Each entry needs to be reproduced exactly as it is.

**Saved data entries**:
---+---

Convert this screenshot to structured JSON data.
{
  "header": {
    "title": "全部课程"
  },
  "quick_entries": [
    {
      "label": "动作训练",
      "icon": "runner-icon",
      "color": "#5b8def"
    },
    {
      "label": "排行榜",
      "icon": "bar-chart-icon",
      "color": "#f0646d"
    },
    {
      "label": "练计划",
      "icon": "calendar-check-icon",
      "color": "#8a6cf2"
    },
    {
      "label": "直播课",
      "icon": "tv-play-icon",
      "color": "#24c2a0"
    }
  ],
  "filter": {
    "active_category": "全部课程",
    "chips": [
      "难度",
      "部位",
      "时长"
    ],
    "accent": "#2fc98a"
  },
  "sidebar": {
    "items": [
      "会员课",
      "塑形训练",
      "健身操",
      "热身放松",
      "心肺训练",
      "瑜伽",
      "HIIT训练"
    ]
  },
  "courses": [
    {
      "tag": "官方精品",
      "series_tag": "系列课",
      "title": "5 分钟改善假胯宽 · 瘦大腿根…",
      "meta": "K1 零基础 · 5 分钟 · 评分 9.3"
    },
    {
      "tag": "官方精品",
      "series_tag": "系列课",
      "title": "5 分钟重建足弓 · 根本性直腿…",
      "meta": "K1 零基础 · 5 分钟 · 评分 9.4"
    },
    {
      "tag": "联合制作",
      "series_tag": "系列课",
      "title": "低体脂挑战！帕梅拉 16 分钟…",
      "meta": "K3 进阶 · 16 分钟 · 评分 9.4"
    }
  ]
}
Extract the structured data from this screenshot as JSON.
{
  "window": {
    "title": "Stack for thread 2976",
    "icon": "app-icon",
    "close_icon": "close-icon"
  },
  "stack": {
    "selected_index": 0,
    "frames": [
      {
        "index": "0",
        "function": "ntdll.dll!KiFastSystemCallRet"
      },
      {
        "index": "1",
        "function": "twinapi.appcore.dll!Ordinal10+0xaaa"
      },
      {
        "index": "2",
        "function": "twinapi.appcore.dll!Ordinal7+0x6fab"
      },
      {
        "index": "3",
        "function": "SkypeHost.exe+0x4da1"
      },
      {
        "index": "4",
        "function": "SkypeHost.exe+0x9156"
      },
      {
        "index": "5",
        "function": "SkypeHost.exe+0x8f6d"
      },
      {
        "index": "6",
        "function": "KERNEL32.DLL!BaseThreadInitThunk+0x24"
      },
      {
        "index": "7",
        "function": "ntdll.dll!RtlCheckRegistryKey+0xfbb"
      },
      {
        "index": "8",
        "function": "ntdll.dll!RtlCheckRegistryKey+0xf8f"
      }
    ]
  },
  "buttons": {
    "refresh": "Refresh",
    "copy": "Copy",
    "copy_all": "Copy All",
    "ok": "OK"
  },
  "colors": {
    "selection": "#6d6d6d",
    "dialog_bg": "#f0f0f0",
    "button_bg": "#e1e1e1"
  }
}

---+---

**Response**:
Convert this screenshot to structured JSON data.
{
  "header": {
    "title": "全部课程"
  },
  "quick_entries": [
    {
      "label": "动作训练",
      "icon": "runner-icon",
      "color": "#5b8def"
    },
    {
      "label": "排行榜",
      "icon": "bar-chart-icon",
      "color": "#f0646d"
    },
    {
      "label": "练计划",
      "icon": "calendar-check-icon",
      "color": "#8a6cf2"
    },
    {
      "label": "直播课",
      "icon": "tv-play-icon",
      "color": "#24c2a0"
    }
  ],
  "filter": {
    "active_category": "全部课程",
    "chips": [
      "难度",
      "部位",
      "时长"
    ],
    "accent": "#2fc98a"
  },
  "sidebar": {
    "items": [
      "会员课",
      "塑形训练",
      "健身操",
      "热身放松",
      "心肺训练",
      "瑜伽",
      "HIIT训练"
    ]
  },
  "courses": [
    {
      "tag": "官方精品",
      "series_tag": "系列课",
      "title": "5 分钟改善假胯宽 · 瘦大腿根…",
      "meta": "K1 零基础 · 5 分钟 · 评分 9.3"
    },
    {
      "tag": "官方精品",
      "series_tag": "系列课",
      "title": "5 分钟重建足弓 · 根本性直腿…",
      "meta": "K1 零基础 · 5 分钟 · 评分 9.4"
    },
    {
      "tag": "联合制作",
      "series_tag": "系列课",
      "title": "低体脂挑战！帕梅拉 16 分钟…",
      "meta": "K3 进阶 · 16 分钟 · 评分 9.4"
    }
  ]
}
Extract the structured data from this screenshot as JSON.
{
  "window": {
    "title": "Stack for thread 2976",
    "icon": "app-icon",
    "close_icon": "close-icon"
  },
  "stack": {
    "selected_index": 0,
    "frames": [
      {
        "index": "0",
        "function": "ntdll.dll!KiFastSystemCallRet"
      },
      {
        "index": "1",
        "function": "twinapi.appcore.dll!Ordinal10+0xaaa"
      },
      {
        "index": "2",
        "function": "twinapi.appcore.dll!Ordinal7+0x6fab"
      },
      {
        "index": "3",
        "function": "SkypeHost.exe+0x4da1"
      },
      {
        "index": "4",
        "function": "SkypeHost.exe+0x9156"
      },
      {
        "index": "5",
        "function": "SkypeHost.exe+0x8f6d"
      },
      {
        "index": "6",
        "function": "KERNEL32.DLL!BaseThreadInitThunk+0x24"
      },
      {
        "index": "7",
        "function": "ntdll.dll!RtlCheckRegistryKey+0xfbb"
      },
      {
        "index": "8",
        "function": "ntdll.dll!RtlCheckRegistryKey+0xf8f"
      }
    ]
  },
  "buttons": {
    "refresh": "Refresh",
    "copy": "Copy",
    "copy_all": "Copy All",
    "ok": "OK"
  },
  "colors": {
    "selection": "#6d6d6d",
    "dialog_bg": "#f0f0f0",
    "button_bg": "#e1e1e1"
  }
}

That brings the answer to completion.